[[ THE INPUT open ]]

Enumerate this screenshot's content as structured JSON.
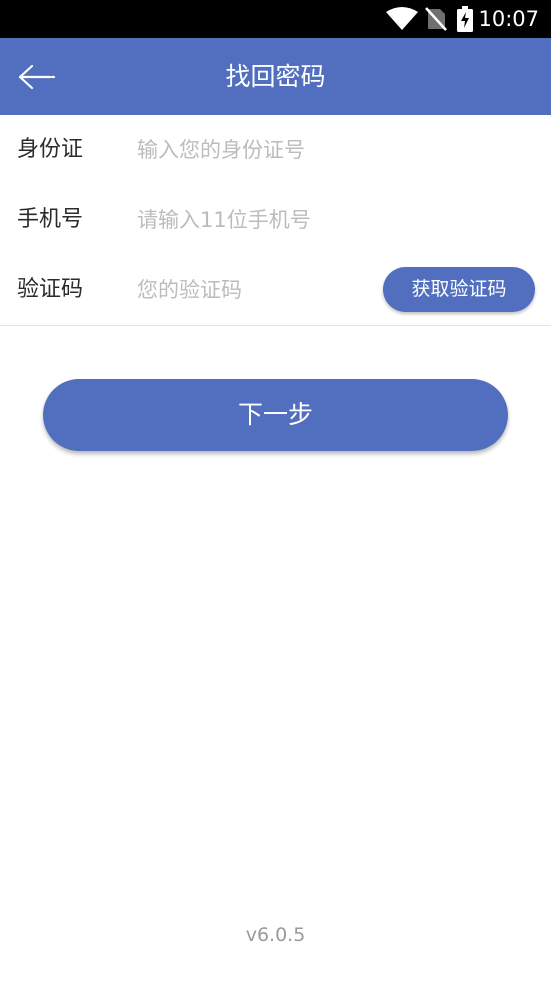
{
  "status_bar": {
    "time": "10:07",
    "icons": [
      "wifi-icon",
      "no-sim-icon",
      "battery-charging-icon"
    ]
  },
  "app_bar": {
    "title": "找回密码",
    "back_icon": "arrow-left-icon",
    "background_color": "#526fbf"
  },
  "form": {
    "id_card": {
      "label": "身份证",
      "value": "",
      "placeholder": "输入您的身份证号"
    },
    "phone": {
      "label": "手机号",
      "value": "",
      "placeholder": "请输入11位手机号"
    },
    "code": {
      "label": "验证码",
      "value": "",
      "placeholder": "您的验证码",
      "button_label": "获取验证码"
    }
  },
  "next_button": {
    "label": "下一步"
  },
  "footer": {
    "version": "v6.0.5"
  },
  "colors": {
    "accent": "#526fbf",
    "placeholder": "#bcbcbc",
    "divider": "#e3e3e3"
  }
}
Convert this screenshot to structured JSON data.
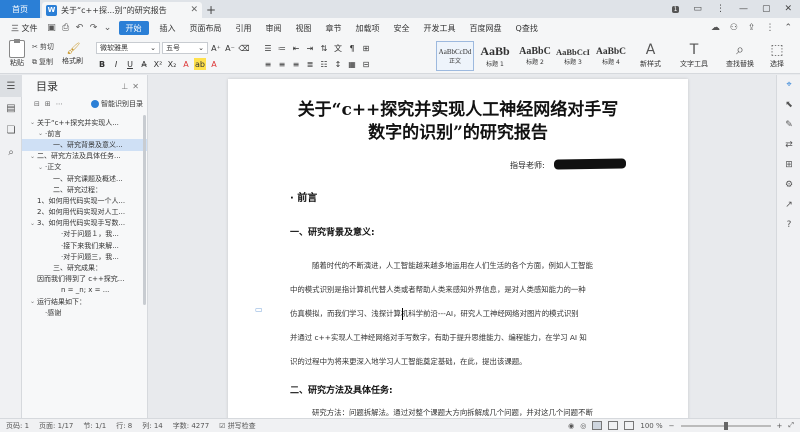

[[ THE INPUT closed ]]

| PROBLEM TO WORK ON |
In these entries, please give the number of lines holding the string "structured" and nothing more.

| SOLUTION TO THIS PROBLEM |
2